The Georgia Colloquium in Eighteenth- and Nineteenth-Century British Literature events

Wed, 08/07/2019 - 2:24pm
UGA's Colloquium in Eighteenth and Nineteenth-Century British Literature and the Franklin College Office of Inclusion & Diversity Leadership presents: "for dead weight": Sugar, Literature, and Anti-Slavery Material Culture," a lecture by a 2019 Franklin Visiting Fellow, Dr. Patricia Matthew (Associate Professor, Montclair State University) When British abolitionists called for a sugar boycott in the late 1790s, they pointed to women as key…
Mon, 01/14/2019 - 12:36pm
This will be a workshop of a pre-circulated paper. Please email Casie LeGette (legette@uga.edu) to be sent a copy. Sponsored by the Georgia Colloquium in Eighteenth- and Nineteenth-Century British Literature.
Mon, 12/10/2018 - 1:46pm
Donelle Ruwe is the Associate Chair of English at Northern Arizona University and is the author of British Children’s Poetry in the Romantic Era: Verse, Riddle, and Rhyme (Palgrave Macmillan 2014), the editor of Culturing the Child 1660-1830 (2005), and co-editor of the forthcoming Children, Childhood, and Musical Theater. She has published numerous essays on Romantic poetics, women writers, and children’s writing, and she is currently…
Mon, 10/29/2018 - 11:21am

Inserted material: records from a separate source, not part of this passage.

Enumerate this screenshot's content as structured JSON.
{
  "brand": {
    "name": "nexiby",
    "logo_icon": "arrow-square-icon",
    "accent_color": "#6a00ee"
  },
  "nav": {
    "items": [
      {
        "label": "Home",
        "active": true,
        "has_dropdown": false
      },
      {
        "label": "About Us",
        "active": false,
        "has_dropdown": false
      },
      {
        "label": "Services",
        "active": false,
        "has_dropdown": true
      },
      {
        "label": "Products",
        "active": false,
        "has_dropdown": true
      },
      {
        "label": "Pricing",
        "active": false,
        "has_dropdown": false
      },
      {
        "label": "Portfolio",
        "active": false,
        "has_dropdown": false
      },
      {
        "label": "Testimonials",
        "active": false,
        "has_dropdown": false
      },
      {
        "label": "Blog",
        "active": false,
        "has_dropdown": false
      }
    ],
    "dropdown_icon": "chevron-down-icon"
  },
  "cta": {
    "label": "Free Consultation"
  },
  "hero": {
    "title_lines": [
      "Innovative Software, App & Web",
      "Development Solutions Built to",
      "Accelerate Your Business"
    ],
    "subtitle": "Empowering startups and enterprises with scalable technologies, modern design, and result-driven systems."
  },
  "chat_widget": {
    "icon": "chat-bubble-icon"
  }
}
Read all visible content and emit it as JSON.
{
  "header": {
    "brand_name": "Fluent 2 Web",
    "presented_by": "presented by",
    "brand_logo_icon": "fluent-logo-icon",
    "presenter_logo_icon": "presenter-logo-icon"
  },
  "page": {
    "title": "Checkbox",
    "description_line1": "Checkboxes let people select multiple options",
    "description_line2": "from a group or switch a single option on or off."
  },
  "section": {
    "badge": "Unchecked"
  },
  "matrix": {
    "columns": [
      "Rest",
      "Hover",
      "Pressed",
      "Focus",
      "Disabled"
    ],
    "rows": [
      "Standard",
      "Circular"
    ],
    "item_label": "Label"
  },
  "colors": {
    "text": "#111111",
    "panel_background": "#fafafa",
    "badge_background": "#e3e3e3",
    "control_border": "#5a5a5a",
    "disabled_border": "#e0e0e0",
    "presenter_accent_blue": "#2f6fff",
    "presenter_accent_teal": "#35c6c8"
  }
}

On October 31st UGA will take part in Frankenreads: an international celebration of the 200th anniversary of Mary Shelley's Frankenstein organized by the Keats-Shelley Association of America and the NEH.  The Colloquium in Eighteenth- and Nineteenth-Century Literary is sponsoring a nearly-complete reading of the novel in collaboration with the Main Library, The Willson Center for Humanities and Arts, the Theatre and Film Studies Department, and…
Thu, 10/11/2018 - 2:22pm
"Global Aestheticism and the Invention of Japan: Cosmopolitan Encounters around 1900," a lecture by Stefano Evangelista In ‘The Decay Of Lying’ (1889), Oscar Wilde declared that ‘the whole of Japan is a pure invention. There is no such country, there are no such people.’ Wilde’s provocative statement makes fun of the fashion for japonisme that was sweeping across Europe and North America in the late nineteenth century, providing inspiration for…
Thu, 10/11/2018 - 2:19pm
Jonathan Sachs is Professor of English at Concordia University in Montreal and Principal Investigator of the Montreal-based Interacting with Print Research Group. His work focuses on British literature from 1750-1850, where his research explores the role of literature in constructing historical and temporal experience, including the uses of antiquity, the anticipation of the future, and practices of reading. His research has been supported by…
Mon, 10/01/2018 - 3:12pm
On October 31st UGA will take part in Frankenreads: an international celebration of the 200th anniversary of Mary Shelley's Frankenstein organized by the Keats-Shelley Association of America and the NEH.  The Colloquium in Eighteenth- and Nineteenth-Century Literary is sponsoring a nearly-complete reading of the novel in collaboration with the Main Library, The Willson Center for Humanities and Arts, the Theatre and Film Studies Department, and…
Thu, 07/19/2018 - 3:25pm
This talk looks at how handmade artifacts enabled connections with British colonial spaces in imaginative, material, and tactile ways. It examines objects created by women that made use of a mixture of global sources for their material composition and visual inspiration. What kind of alternative stories of empire are told through intercultural crafts? And what tales might unfold around handheld objects in British novels set in the eighteenth-…
Wed, 04/18/2018 - 3:11pm
Nick Groom is professor of English literature at the University of Exeter, an author on subjects ranging from the history of the Union Jack to Thomas Chatterton, has edited several books and regularly appears on television, radio and at literary festivals as an authority on English Literature, seasonal customs, J. R. R. Tolkien, the “Gothic” and “British” and “English” identities. Due to his extensive work on the Gothic, especially on the…
Fri, 10/27/2017 - 10:31am
In a 1780 parliamentary speech, “On Economical Reform,” Edmund Burke asserts that the British royal household “has lost all that was stately and venerable in the antique manners, without retrenching anything of the cumbrous charge of a Gothic establishment” and is populated by “grim spectres of departed tyrants—the Saxon, the Norman, and the Dane; the stern Edwards and fierce Henries—who stalk from desolation to desolation, through the dreary…